Rolling Stone on Tsarnaev: We must examine the complexities since he's in the same age group as many of our readers

As someone joked on Twitter: Dzhokhar Tsarnaev is in his sixties?

Our hearts go out to the victims of the Boston Marathon bombing, and our thoughts are always with them and their families. The cover story we are publishing this week falls within the traditions of journalism and Rolling Stone’s long-standing commitment to serious and thoughtful coverage of the most important political and cultural issues of our day. The fact that Dzhokhar Tsarnaev is young, and in the same age group as many of our readers, makes it all the more important for us to examine the complexities of this issue and gain a more complete understanding of how a tragedy like this happens. –THE EDITORS

Boston Mayor Tom Menino released this earlier:


Using Tsarnaev’s teen-dream selfie instead of something less flattering was in terribly bad taste, but look — they call him a “monster” right there on the cover, which is why the “Jaharem” is so irritated with RS too. I haven’t read the cover story yet but I’m not seeing any outrage about it on social media. it appears to be a fairly standard “how did the homegrown jihadi become a jihadi?” investigative piece of the sort that the NYT and Boston Globe were running after he was captured.
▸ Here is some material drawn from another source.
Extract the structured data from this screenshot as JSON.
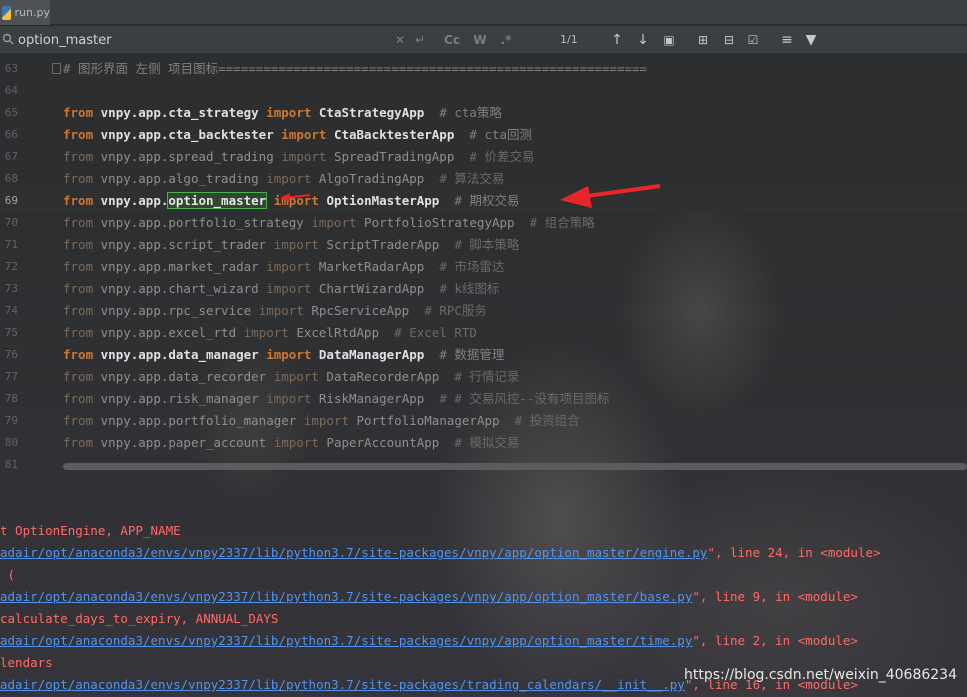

In fact, Erik Wemple notes that this very same photo appeared on page one of the Times back in early May without making a blip on the public radar. Why the ferocious pushback against Rolling Stone, then? Says Wemple:

It’s utterly inscrutable and unpredictable. Timing, presentation, mood, photo-cropping, differing perceptions of the role of these two publications — they all play a role in explaining why today we have a baseless explosion of public outrage and had very little reaction back in May.

“Role” is the key. This is a simplification since RS does do real journalism, but the Times is essentially an organ for reporting news and Rolling Stone — or at least the cover of Rolling Stone — is essentially an organ for manufacturing pop-culture icons. Even now, with the magazine projecting a fraction of the influence it used to, landing the cover is a major benediction of celebrity status. (Ahem.) The editors must have brain damage if they didn’t realize that placing a flattering self-taken photo of this degenerate into that cultural context wouldn’t rub people the wrong way, especially with the “Free Jahar” idiots running around insisting that someone this dreamy can’t possibly be guilty. On top of that, I think maybe RS is suffering today for its own, and the wider media’s, previous sins in being a bit too flirty with radical chic. I don’t think they’re trying to glorify Tsarnaev, but I also don’t blame anyone who’s not inclined to give them the benefit of the doubt. How many thousand “root causes” apologias have you read over the past 10 years? How many stupid media tributes to transgression for transgression’s sake have you been forced to digest? If there’s an overreaction today, it may simply be an eruption of frustration from the cumulative effect of underreaction to earlier wrongs. Maybe this will make them, and other pubs, think twice about playing footsie with the more malignant elements of the counterculture going forward.